I really believe there should be laws requiring people to prominently post their street address. Some buildings don't seem to have them, or they're in strange locations, or use a small font. Sometimes the order of signs make no logical sense, as one minute you're at 722 and the next 840, or the address on a corner building is on the wrong side of the building to be useful.
But while Google Street View can be helpful I don't really see the point of it most of the time. It's cool technology, and I invite everyone to take a Google Street View trip to New York City or Los Angeles. If something happens in the news you can usually go to the place it happened to get a sense of the neighbourhood or city.
But other than the momentary thrill of seeing your house on the Internet for the first time it's really not that useful to me. And the Whistler edition may not be that useful to many people, as most of the village is located along a pedestrian stroll that isn't accessible by the Google Street View vehicle. As well, a lot of our amenities aren't road accessible, like the mountains, the golf courses, the parks and the trails.
Still, it's there if you want to use it. Just drag the little person icon onto almost any road or street in Whistler and you can be transported there magcially. Go nuts.
Windows 7 release nears
While most reviewers are going to wait until Windows 7 is released on Oct. 22 before reviewing Microsoft's latest operating system, a lot of information has been leaked recently and some of it is not good.
For example, Cnet.com reported that in early tests Windows 7 is not faster to boot than Windows Vista, despite some claims to the contrary. That's bad news, as watching Vista boot is like watching your grandma program a VCR.
It may appear to load faster because your desktop appears faster, but testers were measuring how long it took for your computer to become usable and it was in the range of a minute and a half compared to just over a minute for Vista. One machine also got slower as time went on, presumably as more applications and widgets are added to the boot list.
But while some negative press is out there the tech reviewer from the Wall Street Journal was all smiles, and titled his review "A Windows to Help You Forget," with the opening line of "In just two weeks... Microsoft's long operating-system nightmare will be over."
The reviewer tested the final version of Windows 7 on several different machines after playing around with the beta and release candidate versions for nine months, and came to the conclusion that, "It is the best version of Windows Microsoft has produced. It's a boost to productivity and a pleasure to use."
There were a few negative points - the long installation, troubles upgrading from XP, too many editions at launch creating confusion and a stripped-down suite of applications - presumably to keep the anti-trust lawyers at bay. Some people won't mind that last point. Microsoft is famous for bundling software with other software you don't want quite as much, but they left out things like e-mail, photo organizing, video editing, address book and calendar. You can download these things from Microsoft, but that takes more time.
Another negative, as I see it, is the fact that Windows 7 doesn't come bundled with Security Essentials, a free anti-virus, spyware and malware program that is getting great reviews. You have to download that separately as well, and this should probably be the first thing you do when you unbox Windows 7.

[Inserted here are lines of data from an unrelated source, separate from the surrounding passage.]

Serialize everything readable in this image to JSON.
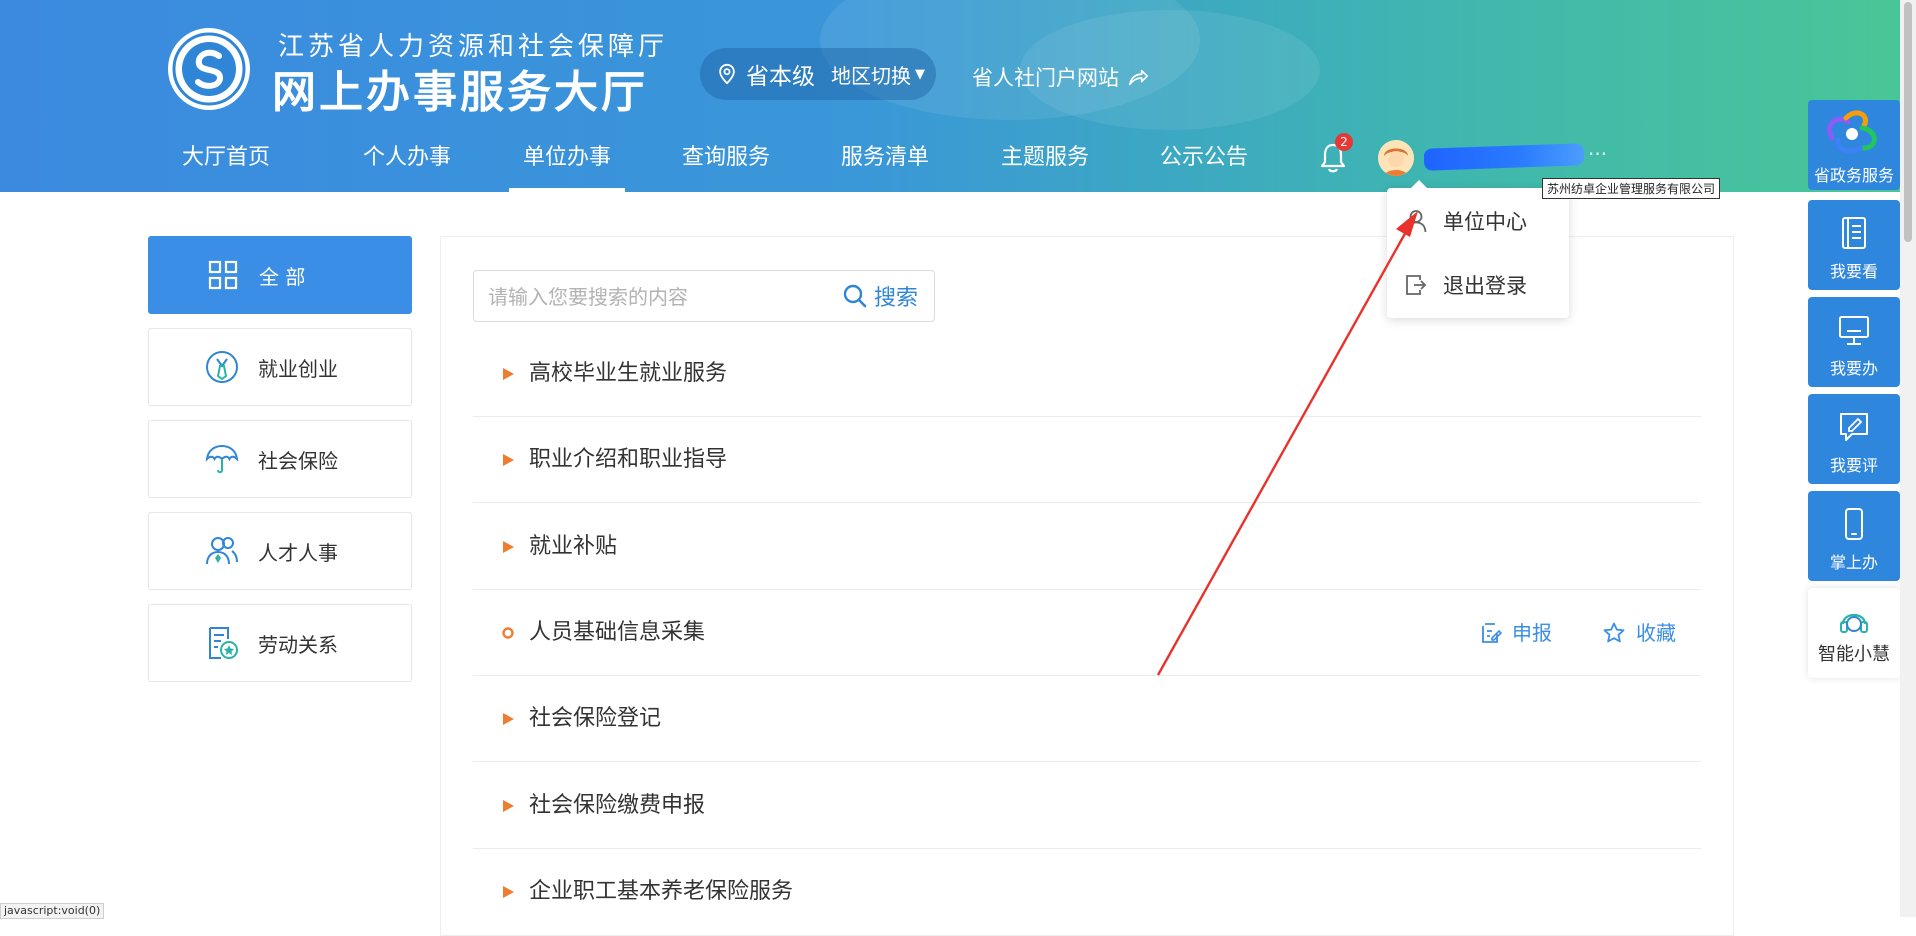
{
  "header": {
    "subtitle": "江苏省人力资源和社会保障厅",
    "title": "网上办事服务大厅",
    "region_level": "省本级",
    "region_switch": "地区切换",
    "portal_link": "省人社门户网站",
    "logo_icon": "hrss-logo-icon"
  },
  "nav": {
    "items": [
      {
        "label": "大厅首页"
      },
      {
        "label": "个人办事"
      },
      {
        "label": "单位办事",
        "active": true
      },
      {
        "label": "查询服务"
      },
      {
        "label": "服务清单"
      },
      {
        "label": "主题服务"
      },
      {
        "label": "公示公告"
      }
    ],
    "notification_count": "2",
    "user_dots": "···",
    "user_tooltip": "苏州纺卓企业管理服务有限公司"
  },
  "user_menu": {
    "items": [
      {
        "label": "单位中心",
        "icon": "user-icon"
      },
      {
        "label": "退出登录",
        "icon": "logout-icon"
      }
    ]
  },
  "sidebar": {
    "items": [
      {
        "label": "全 部",
        "icon": "grid-icon",
        "active": true
      },
      {
        "label": "就业创业",
        "icon": "employment-icon"
      },
      {
        "label": "社会保险",
        "icon": "umbrella-icon"
      },
      {
        "label": "人才人事",
        "icon": "people-icon"
      },
      {
        "label": "劳动关系",
        "icon": "contract-icon"
      }
    ]
  },
  "search": {
    "placeholder": "请输入您要搜索的内容",
    "button_label": "搜索"
  },
  "services": [
    {
      "label": "高校毕业生就业服务",
      "expandable": true
    },
    {
      "label": "职业介绍和职业指导",
      "expandable": true
    },
    {
      "label": "就业补贴",
      "expandable": true
    },
    {
      "label": "人员基础信息采集",
      "expandable": false,
      "actions": {
        "apply": "申报",
        "favorite": "收藏"
      }
    },
    {
      "label": "社会保险登记",
      "expandable": true
    },
    {
      "label": "社会保险缴费申报",
      "expandable": true
    },
    {
      "label": "企业职工基本养老保险服务",
      "expandable": true
    }
  ],
  "float_bar": {
    "items": [
      {
        "label": "省政务服务",
        "icon": "gov-service-logo-icon"
      },
      {
        "label": "我要看",
        "icon": "notebook-icon"
      },
      {
        "label": "我要办",
        "icon": "monitor-icon"
      },
      {
        "label": "我要评",
        "icon": "comment-edit-icon"
      },
      {
        "label": "掌上办",
        "icon": "mobile-icon"
      },
      {
        "label": "智能小慧",
        "icon": "headset-icon"
      }
    ]
  },
  "status_bar": "javascript:void(0)",
  "colors": {
    "primary": "#3a8ee6",
    "accent_orange": "#f07c32",
    "badge_red": "#e53935",
    "annotation_arrow": "#e8322b"
  }
}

Some features the Wall Street Journal reviewed I wasn't aware of. As someone who usually has about 20 different windows open features like the reworked Task Bar will get a lot of use, as will the Jump Lists that link you to frequent actions and files while booting programs. There's also a feature called Snap. Drag any file to the top of the screen and it will open in full screen mode. Drag any file to the side of the screen and it will open in a half-screen window. It you grab the top of a window with your mouse and "shake" it by moving your mouse back and forth it will make all the other windows disappear until they're recalled.
There's a lot more to be written about Windows 7. Check back in two weeks after the Oct. 22 launch.